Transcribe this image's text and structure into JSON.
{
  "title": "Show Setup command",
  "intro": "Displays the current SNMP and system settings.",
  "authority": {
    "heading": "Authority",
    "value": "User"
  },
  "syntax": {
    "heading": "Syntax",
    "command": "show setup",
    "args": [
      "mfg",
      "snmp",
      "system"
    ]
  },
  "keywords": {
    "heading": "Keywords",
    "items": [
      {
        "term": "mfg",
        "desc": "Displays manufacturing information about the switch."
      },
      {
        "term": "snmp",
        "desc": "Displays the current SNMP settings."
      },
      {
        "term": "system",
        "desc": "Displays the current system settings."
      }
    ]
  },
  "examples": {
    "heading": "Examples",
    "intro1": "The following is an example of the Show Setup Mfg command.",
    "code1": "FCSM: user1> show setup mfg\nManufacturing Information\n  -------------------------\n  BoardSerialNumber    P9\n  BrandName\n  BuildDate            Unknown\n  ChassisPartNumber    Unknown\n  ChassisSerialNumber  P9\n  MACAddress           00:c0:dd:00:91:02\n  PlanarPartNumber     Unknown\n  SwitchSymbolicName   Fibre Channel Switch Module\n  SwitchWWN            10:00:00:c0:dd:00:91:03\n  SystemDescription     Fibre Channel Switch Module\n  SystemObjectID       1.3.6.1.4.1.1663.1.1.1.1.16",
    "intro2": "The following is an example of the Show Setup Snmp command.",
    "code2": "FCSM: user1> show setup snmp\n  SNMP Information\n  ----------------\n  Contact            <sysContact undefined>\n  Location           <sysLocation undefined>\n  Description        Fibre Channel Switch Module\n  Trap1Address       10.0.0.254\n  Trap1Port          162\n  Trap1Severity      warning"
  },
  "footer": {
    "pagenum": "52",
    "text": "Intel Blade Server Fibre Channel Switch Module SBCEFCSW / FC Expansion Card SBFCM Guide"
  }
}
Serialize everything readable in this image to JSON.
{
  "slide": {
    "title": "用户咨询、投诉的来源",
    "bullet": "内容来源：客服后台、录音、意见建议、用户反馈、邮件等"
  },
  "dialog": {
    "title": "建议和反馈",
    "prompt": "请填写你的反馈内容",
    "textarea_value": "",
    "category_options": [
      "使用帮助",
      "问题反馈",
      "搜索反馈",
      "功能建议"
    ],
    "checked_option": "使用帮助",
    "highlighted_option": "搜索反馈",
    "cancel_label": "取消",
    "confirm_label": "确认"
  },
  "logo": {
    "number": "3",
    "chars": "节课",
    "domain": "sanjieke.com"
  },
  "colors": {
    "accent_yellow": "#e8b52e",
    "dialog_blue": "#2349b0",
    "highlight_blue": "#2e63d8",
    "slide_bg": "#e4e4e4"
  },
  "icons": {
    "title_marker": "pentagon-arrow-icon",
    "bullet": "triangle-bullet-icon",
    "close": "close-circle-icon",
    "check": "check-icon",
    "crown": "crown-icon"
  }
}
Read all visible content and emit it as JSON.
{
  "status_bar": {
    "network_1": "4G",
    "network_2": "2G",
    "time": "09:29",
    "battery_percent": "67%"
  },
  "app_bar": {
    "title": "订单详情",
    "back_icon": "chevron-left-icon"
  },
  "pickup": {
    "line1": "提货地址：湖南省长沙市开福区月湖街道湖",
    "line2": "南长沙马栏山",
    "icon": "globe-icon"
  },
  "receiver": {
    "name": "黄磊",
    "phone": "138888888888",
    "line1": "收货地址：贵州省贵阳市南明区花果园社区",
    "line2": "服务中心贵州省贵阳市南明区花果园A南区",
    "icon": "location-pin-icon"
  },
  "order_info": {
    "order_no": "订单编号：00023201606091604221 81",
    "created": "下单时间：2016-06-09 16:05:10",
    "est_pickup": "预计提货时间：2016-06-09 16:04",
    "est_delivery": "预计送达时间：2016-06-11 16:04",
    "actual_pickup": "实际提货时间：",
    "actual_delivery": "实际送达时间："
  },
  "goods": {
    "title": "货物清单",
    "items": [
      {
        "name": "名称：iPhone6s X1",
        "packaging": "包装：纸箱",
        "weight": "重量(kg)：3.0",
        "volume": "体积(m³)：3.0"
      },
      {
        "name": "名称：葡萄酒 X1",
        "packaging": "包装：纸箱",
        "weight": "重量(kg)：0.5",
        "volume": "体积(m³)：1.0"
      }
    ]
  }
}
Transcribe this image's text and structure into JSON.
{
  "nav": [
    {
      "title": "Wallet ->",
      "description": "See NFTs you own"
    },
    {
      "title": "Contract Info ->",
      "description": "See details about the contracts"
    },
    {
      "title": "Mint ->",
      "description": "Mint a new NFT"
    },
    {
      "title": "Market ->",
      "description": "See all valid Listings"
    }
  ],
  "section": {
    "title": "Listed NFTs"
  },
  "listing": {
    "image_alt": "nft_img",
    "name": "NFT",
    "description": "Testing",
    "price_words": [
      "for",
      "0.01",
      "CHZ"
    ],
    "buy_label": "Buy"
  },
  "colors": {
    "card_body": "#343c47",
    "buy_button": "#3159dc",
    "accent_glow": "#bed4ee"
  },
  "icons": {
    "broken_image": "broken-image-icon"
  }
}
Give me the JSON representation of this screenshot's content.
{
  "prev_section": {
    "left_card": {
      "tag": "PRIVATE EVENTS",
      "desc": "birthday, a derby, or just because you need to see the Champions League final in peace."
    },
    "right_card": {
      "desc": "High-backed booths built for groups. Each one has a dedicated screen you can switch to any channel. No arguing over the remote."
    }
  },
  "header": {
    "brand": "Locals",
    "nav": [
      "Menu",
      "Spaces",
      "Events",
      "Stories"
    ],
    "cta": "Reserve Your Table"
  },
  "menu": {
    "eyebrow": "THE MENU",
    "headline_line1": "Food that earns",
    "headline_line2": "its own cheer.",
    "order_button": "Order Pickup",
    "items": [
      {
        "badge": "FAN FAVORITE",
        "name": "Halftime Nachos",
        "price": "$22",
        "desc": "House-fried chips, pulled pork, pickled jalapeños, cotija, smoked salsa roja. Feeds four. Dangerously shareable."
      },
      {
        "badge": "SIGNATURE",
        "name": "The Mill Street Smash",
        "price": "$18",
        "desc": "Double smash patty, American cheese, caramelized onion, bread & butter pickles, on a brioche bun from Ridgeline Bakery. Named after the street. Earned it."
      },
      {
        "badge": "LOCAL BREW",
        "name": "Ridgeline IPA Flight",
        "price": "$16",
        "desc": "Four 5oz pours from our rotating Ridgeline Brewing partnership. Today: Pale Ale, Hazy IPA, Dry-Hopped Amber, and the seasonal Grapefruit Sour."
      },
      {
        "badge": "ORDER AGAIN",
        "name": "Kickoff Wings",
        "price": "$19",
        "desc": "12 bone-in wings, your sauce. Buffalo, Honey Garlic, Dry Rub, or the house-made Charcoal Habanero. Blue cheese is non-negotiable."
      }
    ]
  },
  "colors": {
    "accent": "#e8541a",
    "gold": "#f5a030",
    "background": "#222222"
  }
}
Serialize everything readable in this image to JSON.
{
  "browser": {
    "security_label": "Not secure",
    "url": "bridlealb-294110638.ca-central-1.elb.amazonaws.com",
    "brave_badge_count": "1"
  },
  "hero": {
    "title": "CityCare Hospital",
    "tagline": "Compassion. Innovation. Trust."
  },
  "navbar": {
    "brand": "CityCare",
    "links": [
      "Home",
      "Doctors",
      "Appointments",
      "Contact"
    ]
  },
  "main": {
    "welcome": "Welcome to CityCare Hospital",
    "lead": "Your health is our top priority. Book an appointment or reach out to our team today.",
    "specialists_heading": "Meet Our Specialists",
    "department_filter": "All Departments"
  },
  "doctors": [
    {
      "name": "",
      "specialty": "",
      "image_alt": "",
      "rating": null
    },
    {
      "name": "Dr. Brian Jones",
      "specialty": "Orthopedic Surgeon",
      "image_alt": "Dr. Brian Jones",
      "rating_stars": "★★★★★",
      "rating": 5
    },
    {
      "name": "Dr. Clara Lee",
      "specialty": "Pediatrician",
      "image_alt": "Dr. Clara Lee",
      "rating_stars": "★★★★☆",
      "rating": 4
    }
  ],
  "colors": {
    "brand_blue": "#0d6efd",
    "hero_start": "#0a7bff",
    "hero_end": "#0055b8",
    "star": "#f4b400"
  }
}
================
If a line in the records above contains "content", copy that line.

Read all visible content and emit it as JSON.
Give me the JSON representation of this screenshot's content.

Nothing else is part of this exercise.